"I didn't want to let D-Lowe down," Timlin said. After he had pitched two scoreless innings, Little told him he wanted him to go out and get the first hitter out in the 10th inning. "I said `OK, that's what I'll do.' " Timlin made two stellar fielding plays, on an Eric Chavez grounder in the eighth and a Scott Hatteberg tapper in the ninth -- where he had to reach high for the ball. "Not bad for an old guy," he said. "I took some ribbing for those."
Little even had Martinez in the bullpen, and the ace did play catch in eighth. Because it was Martinez's day to throw, he told Little he could be available for a couple of innings. Little said he was going to limit it to one specific inning.
"In one case he was going to pitch," Little said. "If we had the lead he was going to pitch the top of the ninth if we were able to get a run across in the bottom of the eighth inning." That did not happen. Nomar Garciaparra reached second on a single and a force out, but Manny Ramirez struck out swinging and after David Ortiz was intentionally walked, Kevin Millar fanned to end the inning and Martinez sat back down.
It was Williamson who took over for Timlin. Williamson's troubles late in the year have been well-chronicled. He's posted a 2.70 ERA in save situations this season and an 8.56 ERA otherwise. Though there was no save on the line, Williamson clearly had his best stuff, fanning Miguel Tejada, getting Chavez on a sinking liner to Ramirez in left, and freezing Ramon Hernandez on strike three to end the inning, setting the stage for Nixon. A bullpen win was nothing new to the Sox, who tied Cincinnati, Williamson's former team, with 57 decisions. For all of the grief the bullpen has taken this season, this was a night to relish. Nixon's home run and Oakland's crazy base running will always overshadow the bullpen's performance, but everyone in the Sox clubhouse know who deserves a big chunk of the credit for the dramatic win.

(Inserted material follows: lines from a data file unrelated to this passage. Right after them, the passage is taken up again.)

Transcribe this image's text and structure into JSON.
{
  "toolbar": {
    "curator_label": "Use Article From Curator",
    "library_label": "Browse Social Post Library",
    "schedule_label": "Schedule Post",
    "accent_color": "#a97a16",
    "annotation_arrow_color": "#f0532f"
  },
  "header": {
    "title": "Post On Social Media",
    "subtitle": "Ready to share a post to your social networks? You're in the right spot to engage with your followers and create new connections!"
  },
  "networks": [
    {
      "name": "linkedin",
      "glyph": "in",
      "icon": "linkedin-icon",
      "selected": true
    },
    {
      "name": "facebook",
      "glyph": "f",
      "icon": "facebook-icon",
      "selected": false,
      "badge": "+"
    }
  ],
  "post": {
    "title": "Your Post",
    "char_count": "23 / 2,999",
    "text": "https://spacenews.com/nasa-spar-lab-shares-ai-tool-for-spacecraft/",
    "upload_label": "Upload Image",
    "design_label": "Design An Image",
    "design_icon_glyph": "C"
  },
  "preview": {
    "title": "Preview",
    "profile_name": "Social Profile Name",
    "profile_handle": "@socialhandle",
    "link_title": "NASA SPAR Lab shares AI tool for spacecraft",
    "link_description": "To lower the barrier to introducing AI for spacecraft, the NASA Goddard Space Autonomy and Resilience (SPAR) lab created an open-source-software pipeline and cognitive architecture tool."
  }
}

"[The bullpen] did a phenomenal job," said Nixon. "People talk about our offense being this and that, but they have a great offense over there. Our pitching did a great job against them."
© Copyright 2003 Globe Newspaper Company.